▶ [Problem description]: Please copy each line of the listing that includes the string "title".

▶ [Entries provided]:
_____

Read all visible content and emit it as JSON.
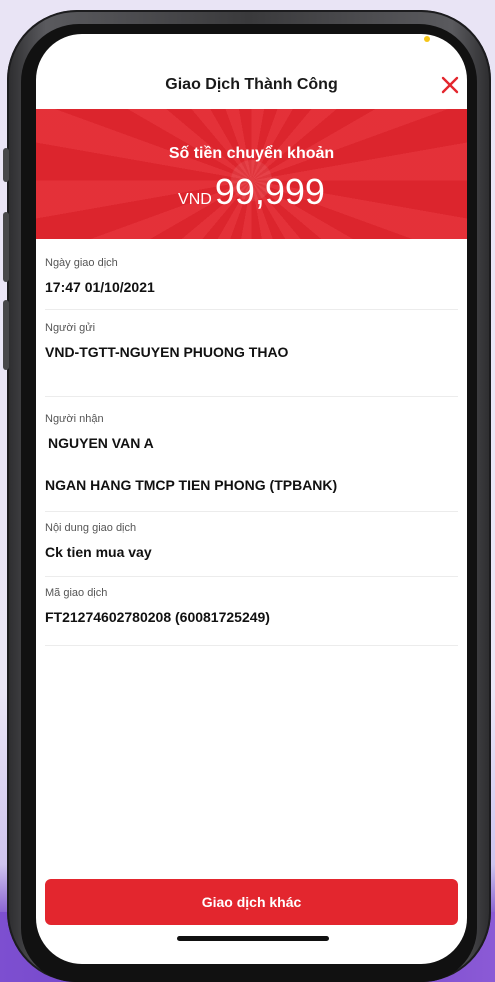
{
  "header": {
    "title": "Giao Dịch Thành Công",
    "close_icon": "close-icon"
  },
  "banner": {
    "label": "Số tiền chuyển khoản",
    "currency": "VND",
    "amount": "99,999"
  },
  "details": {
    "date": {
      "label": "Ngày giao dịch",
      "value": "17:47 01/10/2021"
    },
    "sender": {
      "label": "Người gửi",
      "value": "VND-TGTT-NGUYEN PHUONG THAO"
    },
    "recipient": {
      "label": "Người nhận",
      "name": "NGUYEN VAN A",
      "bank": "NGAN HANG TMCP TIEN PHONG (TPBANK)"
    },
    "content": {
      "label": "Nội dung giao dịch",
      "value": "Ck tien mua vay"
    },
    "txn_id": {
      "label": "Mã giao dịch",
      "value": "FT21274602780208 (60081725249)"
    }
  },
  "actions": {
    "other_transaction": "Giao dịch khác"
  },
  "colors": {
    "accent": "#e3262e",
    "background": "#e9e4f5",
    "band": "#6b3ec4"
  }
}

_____

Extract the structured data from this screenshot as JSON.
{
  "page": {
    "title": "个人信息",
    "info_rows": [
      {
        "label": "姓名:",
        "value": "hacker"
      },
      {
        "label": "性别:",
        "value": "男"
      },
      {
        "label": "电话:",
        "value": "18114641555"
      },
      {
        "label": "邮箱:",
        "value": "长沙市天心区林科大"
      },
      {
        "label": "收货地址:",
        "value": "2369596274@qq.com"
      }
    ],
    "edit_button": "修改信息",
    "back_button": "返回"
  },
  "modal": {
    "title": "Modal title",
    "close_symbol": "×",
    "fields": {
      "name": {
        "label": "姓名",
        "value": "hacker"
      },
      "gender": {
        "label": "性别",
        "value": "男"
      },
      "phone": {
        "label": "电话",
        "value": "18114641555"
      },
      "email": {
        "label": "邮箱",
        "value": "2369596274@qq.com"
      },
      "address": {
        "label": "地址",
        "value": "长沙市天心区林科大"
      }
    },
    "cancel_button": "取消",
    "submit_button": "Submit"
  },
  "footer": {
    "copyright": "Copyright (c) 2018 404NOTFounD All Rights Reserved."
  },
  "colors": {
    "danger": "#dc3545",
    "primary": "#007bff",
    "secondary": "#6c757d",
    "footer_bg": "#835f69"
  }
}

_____

▶ [Solved problem]:
    "title": "Giao Dịch Thành Công",
    "title": "个人信息",
    "title": "Modal title",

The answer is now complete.